Six Weeks

PBS Premiere: Aug. 23, 2011Check the broadcast schedule »

Filmmaker Interview

POV: Describe the film in your own words.

Six Weeks filmmaker, Marcin Janos Krawczyk

Krawczyk: The film presents the most important six weeks in the life of a newborn baby who is not conscious of its fate but can feel what is happening around…

POV: How did you become a filmmaker?

Krawczyk: I had an inner need 'to repair the world.' Each issue I want to explore in my films is linked with my personal experience and I feel I should tell it. I hope my movies can help someone, help the protagonists, the audience… or myself.

POV: Tell us about your interest in documentaries and short films.

Krawczyk: The most interesting thing in making documentaries is the possibility of showing the truth about the protagonists. I like to participate in their life problems, joys and sorrows. The short form makes me go to the essence of the problem from the very beginning. It demands constant precision in the construction of the emotional line.

POV: You also show many stages of what must have been a gut-wrenching process, how long did the entire process take to film? Was the editing process difficult?

Krawczyk: The most painful [stage] was my first meeting with the newborn babies left in the hospital room for orphans. It happened four years before I finished editing the movie. So, it took me four years to make this movie. First, it was a shock. Then, I tried to learn more about the problem and to process it. At first, I went to see the babies without the camera. I was just observing them. It was a very hard experience looking for a protagonist who would agree to be filmed and would be able to transmit the idea. The editing took a lot of time, despite the fact that we had only eight hours of footage (Thanks to the work of my great cinematographer, Wojtek Staron). I had to find a proper balance of emotional strength so as to be able to show the tension between mother, child and parents. At the same time I didn't want to give any direct answer on what would be the best for the child in such a situation. It was also important for me to show a biological mother in a positive light at the moment of making such a difficult decision.

POV: How common is adoption in Poland and how has the film been received there?
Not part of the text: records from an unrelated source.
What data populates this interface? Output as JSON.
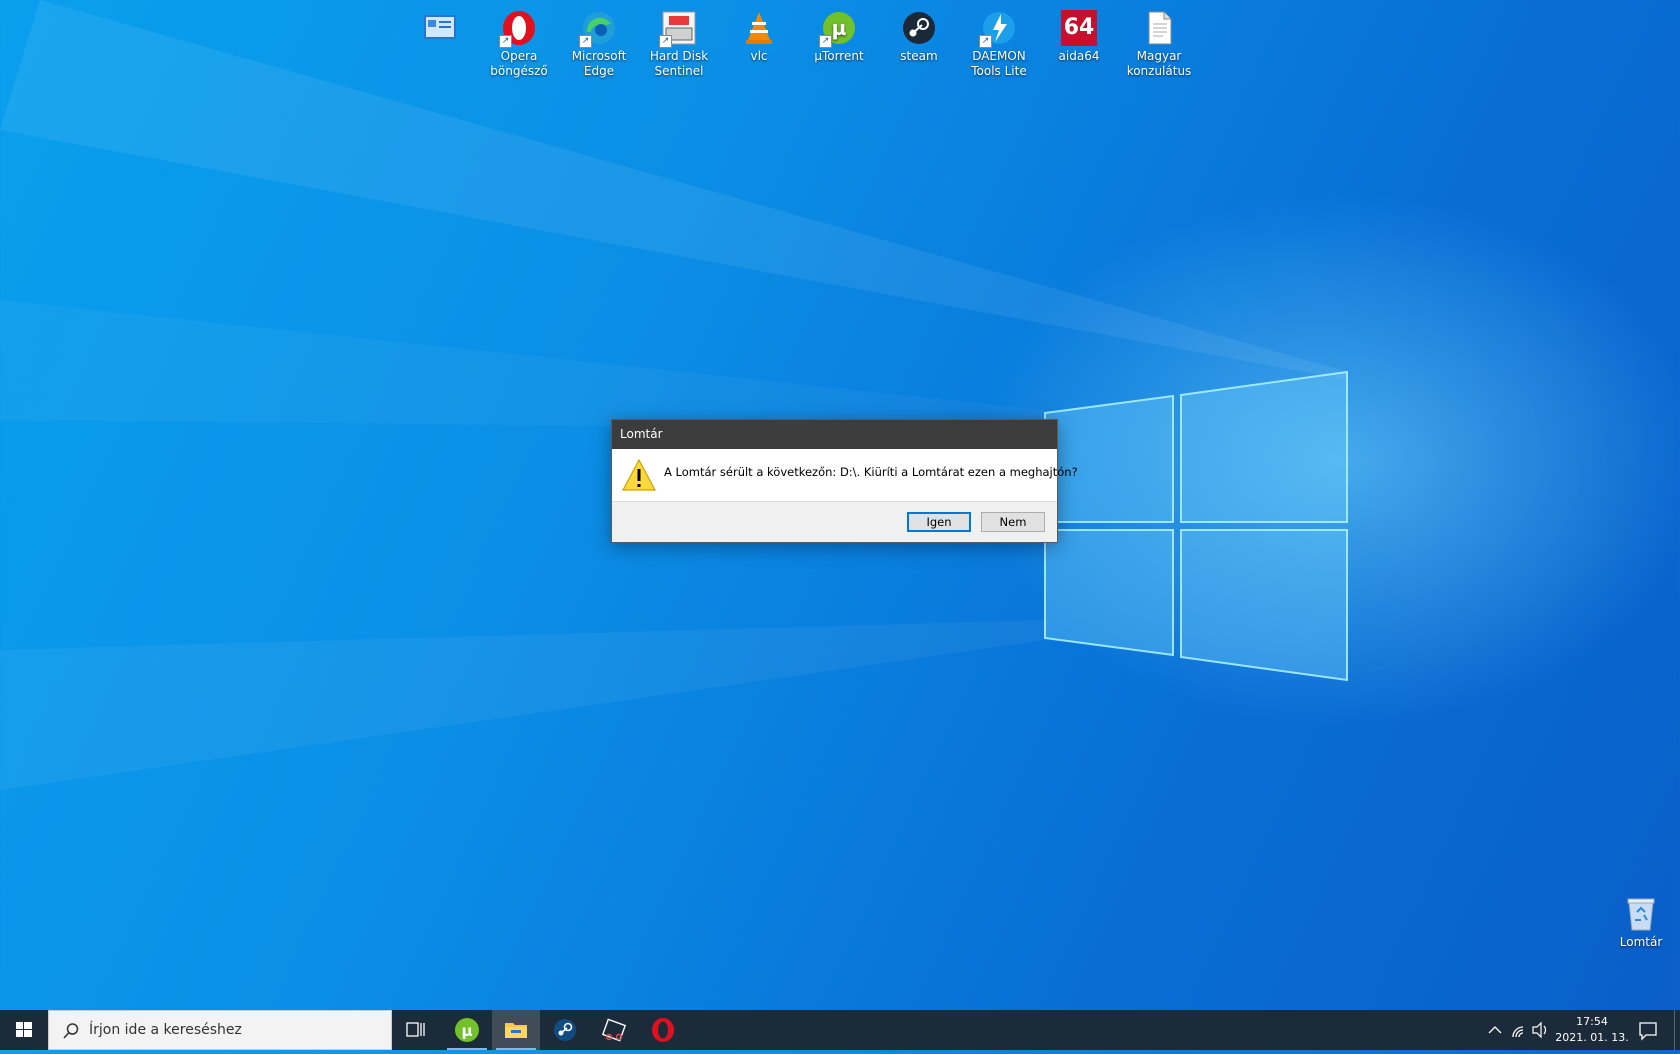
{
  "desktop": {
    "icons": [
      {
        "label": "",
        "icon": "control-panel-icon"
      },
      {
        "label": "Opera böngésző",
        "icon": "opera-icon"
      },
      {
        "label": "Microsoft Edge",
        "icon": "edge-icon"
      },
      {
        "label": "Hard Disk Sentinel",
        "icon": "hdsentinel-icon"
      },
      {
        "label": "vlc",
        "icon": "vlc-icon"
      },
      {
        "label": "µTorrent",
        "icon": "utorrent-icon"
      },
      {
        "label": "steam",
        "icon": "steam-icon"
      },
      {
        "label": "DAEMON Tools Lite",
        "icon": "daemon-tools-icon"
      },
      {
        "label": "aida64",
        "icon": "aida64-icon",
        "badge": "64"
      },
      {
        "label": "Magyar konzulátus",
        "icon": "document-icon"
      }
    ],
    "recycle_bin": {
      "label": "Lomtár",
      "icon": "recycle-bin-icon"
    }
  },
  "dialog": {
    "title": "Lomtár",
    "message": "A Lomtár sérült a következőn: D:\\. Kiüríti a Lomtárat ezen a meghajtón?",
    "yes_label": "Igen",
    "no_label": "Nem",
    "icon": "warning-icon"
  },
  "taskbar": {
    "search_placeholder": "Írjon ide a kereséshez",
    "apps": [
      "task-view-icon",
      "utorrent-icon",
      "file-explorer-icon",
      "steam-icon",
      "snipping-tool-icon",
      "opera-icon"
    ],
    "clock_time": "17:54",
    "clock_date": "2021. 01. 13.",
    "accent": "#0078d7"
  }
}
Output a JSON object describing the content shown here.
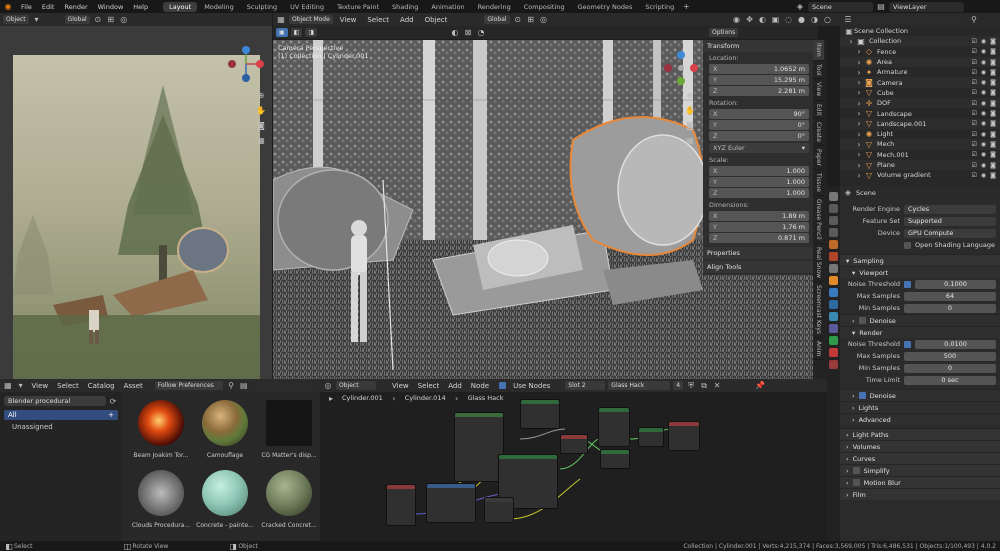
{
  "topbar": {
    "menus": [
      "File",
      "Edit",
      "Render",
      "Window",
      "Help"
    ],
    "workspaces": [
      "Layout",
      "Modeling",
      "Sculpting",
      "UV Editing",
      "Texture Paint",
      "Shading",
      "Animation",
      "Rendering",
      "Compositing",
      "Geometry Nodes",
      "Scripting"
    ],
    "active_workspace": "Layout",
    "scene": "Scene",
    "view_layer": "ViewLayer"
  },
  "left_header": {
    "mode": "Object",
    "orientation": "Global"
  },
  "main_header": {
    "mode": "Object Mode",
    "menus": [
      "View",
      "Select",
      "Add",
      "Object"
    ],
    "orientation": "Global",
    "options": "Options"
  },
  "viewport": {
    "camera_label": "Camera Perspective",
    "collection_label": "(1) Collection | Cylinder.001"
  },
  "npanel": {
    "transform_title": "Transform",
    "location_label": "Location:",
    "location": [
      {
        "axis": "X",
        "value": "1.0652 m"
      },
      {
        "axis": "Y",
        "value": "15.295 m"
      },
      {
        "axis": "Z",
        "value": "2.281 m"
      }
    ],
    "rotation_label": "Rotation:",
    "rotation": [
      {
        "axis": "X",
        "value": "90°"
      },
      {
        "axis": "Y",
        "value": "0°"
      },
      {
        "axis": "Z",
        "value": "0°"
      }
    ],
    "rotation_mode": "XYZ Euler",
    "scale_label": "Scale:",
    "scale": [
      {
        "axis": "X",
        "value": "1.000"
      },
      {
        "axis": "Y",
        "value": "1.000"
      },
      {
        "axis": "Z",
        "value": "1.000"
      }
    ],
    "dimensions_label": "Dimensions:",
    "dimensions": [
      {
        "axis": "X",
        "value": "1.89 m"
      },
      {
        "axis": "Y",
        "value": "1.76 m"
      },
      {
        "axis": "Z",
        "value": "0.871 m"
      }
    ],
    "properties": "Properties",
    "align_tools": "Align Tools"
  },
  "side_tabs": [
    "Item",
    "Tool",
    "View",
    "Edit",
    "Create",
    "Paper",
    "Tissue",
    "Grease Pencil",
    "Real Snow",
    "Screencast Keys",
    "Anim"
  ],
  "outliner": {
    "title": "Scene Collection",
    "items": [
      {
        "name": "Collection",
        "indent": 0,
        "icon": "collection-icon"
      },
      {
        "name": "Fence",
        "indent": 1,
        "icon": "object-icon"
      },
      {
        "name": "Area",
        "indent": 1,
        "icon": "light-icon"
      },
      {
        "name": "Armature",
        "indent": 1,
        "icon": "armature-icon"
      },
      {
        "name": "Camera",
        "indent": 1,
        "icon": "camera-icon"
      },
      {
        "name": "Cube",
        "indent": 1,
        "icon": "mesh-icon"
      },
      {
        "name": "DOF",
        "indent": 1,
        "icon": "empty-icon"
      },
      {
        "name": "Landscape",
        "indent": 1,
        "icon": "mesh-icon"
      },
      {
        "name": "Landscape.001",
        "indent": 1,
        "icon": "mesh-icon"
      },
      {
        "name": "Light",
        "indent": 1,
        "icon": "light-icon"
      },
      {
        "name": "Mech",
        "indent": 1,
        "icon": "mesh-icon"
      },
      {
        "name": "Mech.001",
        "indent": 1,
        "icon": "mesh-icon"
      },
      {
        "name": "Plane",
        "indent": 1,
        "icon": "mesh-icon"
      },
      {
        "name": "Volume gradient",
        "indent": 1,
        "icon": "mesh-icon"
      }
    ]
  },
  "properties": {
    "scene_label": "Scene",
    "render_engine_label": "Render Engine",
    "render_engine": "Cycles",
    "feature_set_label": "Feature Set",
    "feature_set": "Supported",
    "device_label": "Device",
    "device": "GPU Compute",
    "open_shading": "Open Shading Language",
    "sampling": "Sampling",
    "viewport": "Viewport",
    "noise_threshold_label": "Noise Threshold",
    "vp_noise": "0.1000",
    "max_samples_label": "Max Samples",
    "vp_max": "64",
    "min_samples_label": "Min Samples",
    "vp_min": "0",
    "denoise": "Denoise",
    "render": "Render",
    "r_noise": "0.0100",
    "r_max": "500",
    "r_min": "0",
    "time_limit_label": "Time Limit",
    "r_time": "0 sec",
    "lights": "Lights",
    "advanced": "Advanced",
    "sections": [
      "Light Paths",
      "Volumes",
      "Curves",
      "Simplify",
      "Motion Blur",
      "Film"
    ]
  },
  "assets": {
    "menus": [
      "View",
      "Select",
      "Catalog",
      "Asset"
    ],
    "follow": "Follow Preferences",
    "library": "Blender procedural",
    "catalogs": [
      {
        "name": "All",
        "active": true
      },
      {
        "name": "Unassigned",
        "active": false
      }
    ],
    "items": [
      {
        "name": "Beam Joakim Tor...",
        "color": "#c2411a"
      },
      {
        "name": "Camouflage",
        "color": "#a17a4a"
      },
      {
        "name": "CG Matter's disp...",
        "color": "#1a1a1a"
      },
      {
        "name": "Clouds Procedura...",
        "color": "#9a9a9a"
      },
      {
        "name": "Concrete - painte...",
        "color": "#8fc7b6"
      },
      {
        "name": "Cracked Concret...",
        "color": "#6e7b5a"
      }
    ]
  },
  "node_editor": {
    "mode": "Object",
    "menus": [
      "View",
      "Select",
      "Add",
      "Node"
    ],
    "use_nodes": "Use Nodes",
    "slot": "Slot 2",
    "material": "Glass Hack",
    "users": "4",
    "breadcrumb": [
      "Cylinder.001",
      "Cylinder.014",
      "Glass Hack"
    ]
  },
  "status": {
    "select": "Select",
    "rotate": "Rotate View",
    "object": "Object",
    "stats": "Collection | Cylinder.001 | Verts:4,215,374 | Faces:3,569,005 | Tris:6,486,531 | Objects:1/100,493 | 4.0.2"
  }
}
Krawczyk: In my opinion, the crucial problem is the fact that women (who for many reasons cannot bring up their children) rarely decide to give them up for adoption after six weeks. That's why the majority of the abandoned children go to orphanages. They are deprived of the love of people who would be willing to share their life with them. The film was very well received in Poland, especially by adoption specialists. I'm very happy about it because it was very difficult to make them trust me. The film will soon be screened in the Euro-Parliament as the only Polish documentary. I hope it will provoke discussion and will draw the attention of politicians to the problem of adoption.

POV: The birth mother in the film seemed to be grappling with a painful decision compounded by difficulties in her personal life. How is she doing now?

Krawczyk: The biological mother has to keep on living, being aware of what happened. I maintain contact with her. I try to support her in her everyday problems. The issue of her abandoned baby is still very fragile so we do not talk about it. Maybe this story will be continued in 18 years. Maybe she will meet her child when he or she is an adult person.